What are adequate guardrails and gatekeepers?
[ By Mark Reaman ]
Determining the best way for people, especially people of color, to file complaints against the local marshal’s office when appropriate, was the topic of a lengthy, circuitous, two-hour discussion at the Crested Butte town council meeting Monday night that ended with no resolution except to continue the discussion at the March 15 meeting.
After recommendations were made by the Black Lives Matter Community Coalition in January, the town had adjusted some of its complaint policies. But the BLM group’s executive board felt further adjustments were needed and submitted more specific requests to the town in February. Those refinements asked that any written complaint filed against the marshals be reviewed by the town’s Human Resources (HR) department and not by the marshal’s department. It was suggested that oral complaints that allege racial bias would also go to HR. The board also made several suggestions on how to rework the online complaint form.
Town manager Dara MacDonald and chief marshal Mike Reily responded to the new recommendations in a detailed memo and did not agree with several of the new suggestions. MacDonald made clear that the town takes seriously any allegation of employee misconduct and tried to delineate such serious complaints from run-of-the-mill service complaints. She said service complaints should not necessarily be run through HR but be addressed initially by the marshals. She said the vast majority of written or oral complaints received by the town fall into that “service complaint” category.
She and Reily both said that as long as they have been in their positions, the town had not received any complaints alleging misconduct. Town councilman Will Dujardin said he understood there had been at least one allegation of racial profiling in the mid-2000s and he described the town’s response to the BLM recommendations as “defensive.” He, along with councilwoman Mallika Magner sit on the BLM Community Coalition executive board.
“We feel there are sufficient review mechanisms in place to make sure something serious is investigated,” said MacDonald. “The guardrails are in place.”
“Why oppose more guardrails then,” asked Magner.
MacDonald said among other things she did not feel it appropriate to put the eight working marshals under additional scrutiny when their history and code of conduct make clear they have performed admirably. “To say they need another layer of scrutiny is impactful on them as people,” she said.

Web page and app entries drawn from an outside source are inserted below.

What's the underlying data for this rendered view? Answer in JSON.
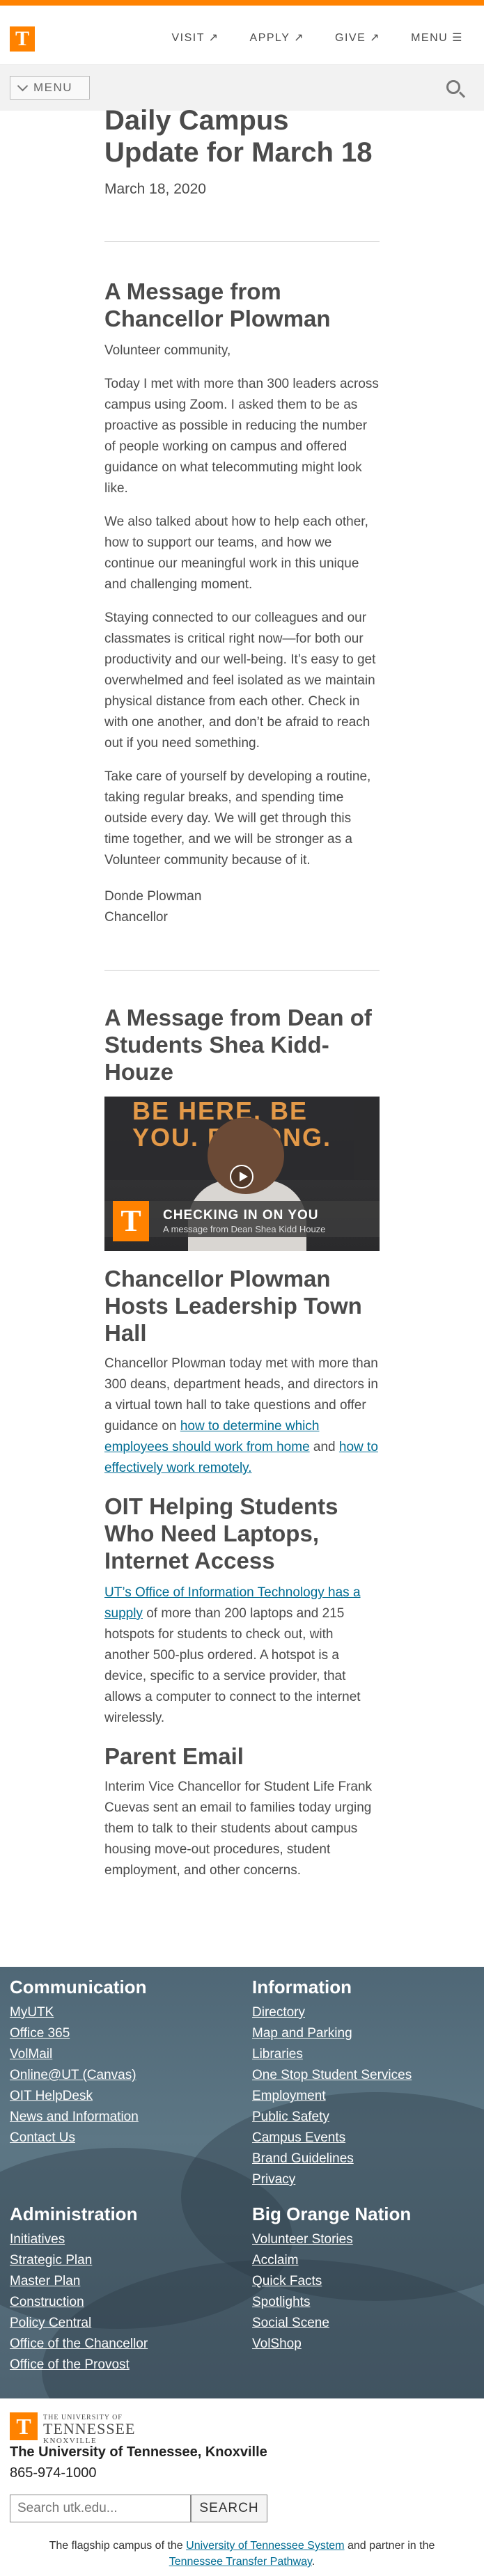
{
  "header": {
    "logo": "T",
    "nav": [
      {
        "label": "VISIT ↗"
      },
      {
        "label": "APPLY ↗"
      },
      {
        "label": "GIVE ↗"
      },
      {
        "label": "MENU ☰"
      }
    ],
    "menu_label": "MENU",
    "colors": {
      "orange": "#ff8200",
      "smokey": "#4b4b4b",
      "link": "#006c93"
    }
  },
  "article": {
    "title": "Daily Campus Update for March 18",
    "date": "March 18, 2020",
    "chancellor": {
      "heading": "A Message from Chancellor Plowman",
      "greeting": "Volunteer community,",
      "p1": "Today I met with more than 300 leaders across campus using Zoom. I asked them to be as proactive as possible in reducing the number of people working on campus and offered guidance on what telecommuting might look like.",
      "p2": "We also talked about how to help each other, how to support our teams, and how we continue our meaningful work in this unique and challenging moment.",
      "p3": "Staying connected to our colleagues and our classmates is critical right now—for both our productivity and our well-being. It’s easy to get overwhelmed and feel isolated as we maintain physical distance from each other. Check in with one another, and don’t be afraid to reach out if you need something.",
      "p4": "Take care of yourself by developing a routine, taking regular breaks, and spending time outside every day. We will get through this time together, and we will be stronger as a Volunteer community because of it.",
      "signature_name": "Donde Plowman",
      "signature_title": "Chancellor"
    },
    "dean": {
      "heading": "A Message from Dean of Students Shea Kidd-Houze",
      "video_wall_text": "BE HERE. BE YOU. BELONG.",
      "video_logo": "T",
      "video_title": "CHECKING IN ON YOU",
      "video_subtitle": "A message from Dean Shea Kidd Houze"
    },
    "townhall": {
      "heading": "Chancellor Plowman Hosts Leadership Town Hall",
      "text_before": "Chancellor Plowman today met with more than 300 deans, department heads, and directors in a virtual town hall to take questions and offer guidance on ",
      "link1": "how to determine which employees should work from home",
      "text_middle": " and ",
      "link2": "how to effectively work remotely."
    },
    "oit": {
      "heading": "OIT Helping Students Who Need Laptops, Internet Access",
      "link": "UT’s Office of Information Technology has a supply",
      "text": " of more than 200 laptops and 215 hotspots for students to check out, with another 500-plus ordered. A hotspot is a device, specific to a service provider, that allows a computer to connect to the internet wirelessly."
    },
    "parent": {
      "heading": "Parent Email",
      "text": "Interim Vice Chancellor for Student Life Frank Cuevas sent an email to families today urging them to talk to their students about campus housing move-out procedures, student employment, and other concerns."
    }
  },
  "footer": {
    "communication": {
      "heading": "Communication",
      "links": [
        "MyUTK",
        "Office 365",
        "VolMail",
        "Online@UT (Canvas)",
        "OIT HelpDesk",
        "News and Information",
        "Contact Us"
      ]
    },
    "information": {
      "heading": "Information",
      "links": [
        "Directory",
        "Map and Parking",
        "Libraries",
        "One Stop Student Services",
        "Employment",
        "Public Safety",
        "Campus Events",
        "Brand Guidelines",
        "Privacy"
      ]
    },
    "administration": {
      "heading": "Administration",
      "links": [
        "Initiatives",
        "Strategic Plan",
        "Master Plan",
        "Construction",
        "Policy Central",
        "Office of the Chancellor",
        "Office of the Provost"
      ]
    },
    "big_orange": {
      "heading": "Big Orange Nation",
      "links": [
        "Volunteer Stories",
        "Acclaim",
        "Quick Facts",
        "Spotlights",
        "Social Scene",
        "VolShop"
      ]
    }
  },
  "bottom": {
    "logo_small": "THE UNIVERSITY OF",
    "logo_big": "TENNESSEE",
    "logo_city": "KNOXVILLE",
    "full_name": "The University of Tennessee, Knoxville",
    "phone": "865-974-1000",
    "search_placeholder": "Search utk.edu...",
    "search_button": "SEARCH",
    "flagship_1": "The flagship campus of the ",
    "flagship_link1": "University of Tennessee System",
    "flagship_2": " and partner in the ",
    "flagship_link2": "Tennessee Transfer Pathway",
    "flagship_3": "."
  }
}
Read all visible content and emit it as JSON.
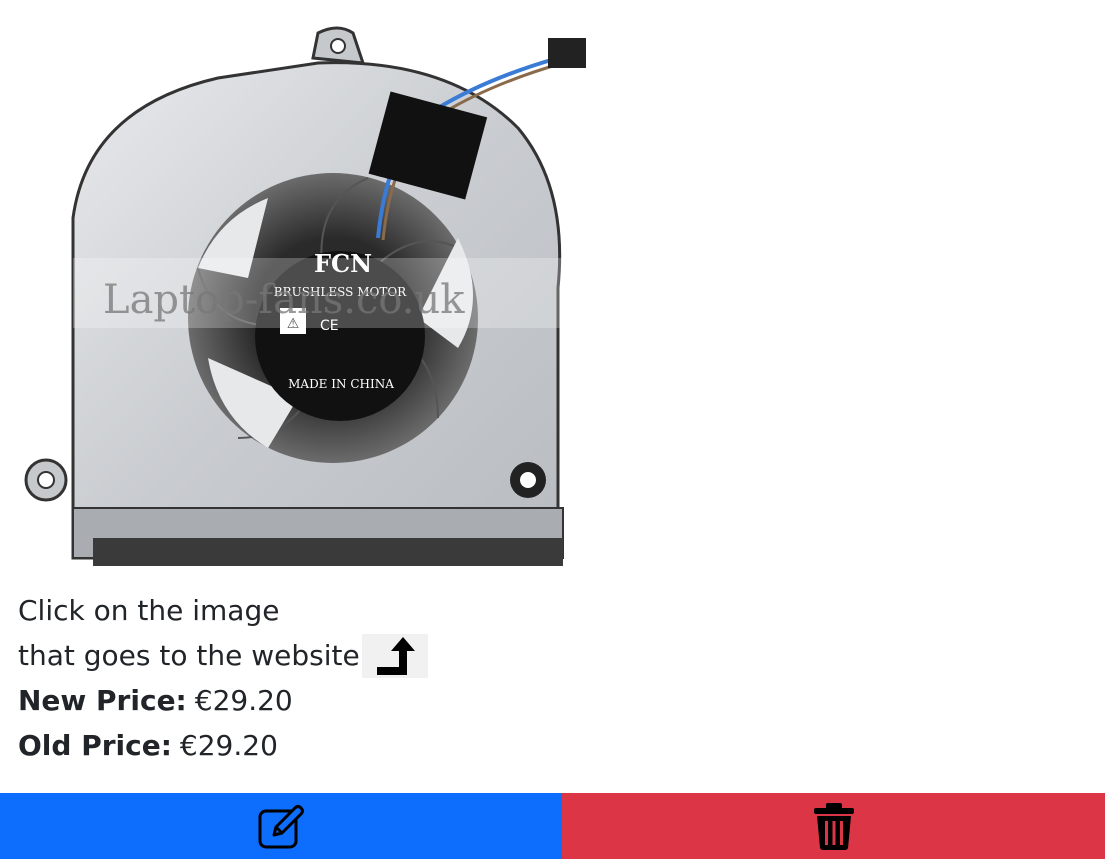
{
  "product": {
    "image_alt": "Laptop cooling fan",
    "fan_label": {
      "brand": "FCN",
      "motor_text": "BRUSHLESS MOTOR",
      "origin_text": "MADE IN CHINA",
      "ce_mark": "CE",
      "watermark": "Laptop-fans.co.uk"
    }
  },
  "info": {
    "click_line1": "Click on the image",
    "click_line2": "that goes to the website",
    "new_price_label": "New Price:",
    "new_price_value": "€29.20",
    "old_price_label": "Old Price:",
    "old_price_value": "€29.20"
  },
  "icons": {
    "link_arrow": "turn-up-arrow-icon",
    "edit": "edit-pencil-icon",
    "delete": "trash-icon"
  },
  "colors": {
    "edit_button": "#0d6efd",
    "delete_button": "#dc3545",
    "text": "#212529",
    "arrow_box": "#f1f1f1"
  }
}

“With all due respect, how can you say there is no problem,” asked Dujardin.
“I have asked and asked and it has never been communicated to me there is a specific problem,” said MacDonald. “If you are sitting on something and there is an issue, please let us know. We definitely want to address it.”
“Some people do not feel safe using the current methods. That’s the point of this,” said BLM board member Andrea Schumacher.
“We are not casting dispersions on the marshals,” added BLM board member Laird Cagan. “We want to address potential future problems. We don’t want the national problems we all see to happen here. Police don’t investigate themselves. That’s why we don’t want written complaints handled by the marshals.”
“There is no intent to disparage the Crested Butte marshals. Really great people work there,” said Schumacher. “But this coalition started because several members of this community feel racism is part of this community. This is about providing a safe, transparent process to bring complaints to the table. We cannot continue to do things the same as we have in the past. It is time to do things differently. Our recommendation is to make it easier for people to file complaints. HR is an unbiased third party and the current process is not. People of color in our community do not feel they can just go and call Mike or Dara with an issue like others can.”
“Everyone is struggling to comprehend this request because it’s a small town,” said Chloe Bowman, the executive board chair. “But people of color don’t have these connections. This is meant for people who don’t have those comfortable channels. A little bit of prevention is better than trying to fix mistakes later on. Yes, we are asking to do some things that are unprecedented but it is for the betterment of the community.”
MacDonald said she did not understand why town policies in place were not considered to address those concerns since any complaint, however it is filed, is reviewed. She said the town staff was drawing the distinction between service complaints and complaints of misconduct.
“I get where you are coming from but will side with our constituents over the marshals who I trust to be professionals,” said Dujardin.
Magner emphasized that written complaints were considered more serious than oral ones by the BLM board and thus needed the HR department as the “gatekeeper” instead of the marshal’s office. She said the board didn’t want the marshals determining what was a serious complaint against the marshals.
Reily said supervisors within his department were trained to deal with complaints. “You have to trust that the supervisors we employ will hold people accountable,” he said. “There is always someone to go to if a person doesn’t feel the complaint is handled appropriately. It could be the town manager, the attorney general or the FBI.”
“Our intent is to simply make it easier, safer and more transparent from the beginning if there is an incident,” reiterated Schumacher.
“We have the same goal,” said Reily. “We made several changes in January based on the BLM recommendations.
While Cagan and Schumacher wanted every written complaint to be filtered through the town’s HR department, MacDonald wanted delineation between service complaints and misconduct allegations.
After almost two hours of such discussion, councilwoman Laura Mitchell suggested the topic be tabled to another meeting when everyone was more fresh. Council asked that the topic be put on the March 15 meeting for more discussion. Mayor Jim Schmidt asked that the town staff and representatives of the BLM board meet before then to see if language acceptable to both can be brought to the council at the next meeting.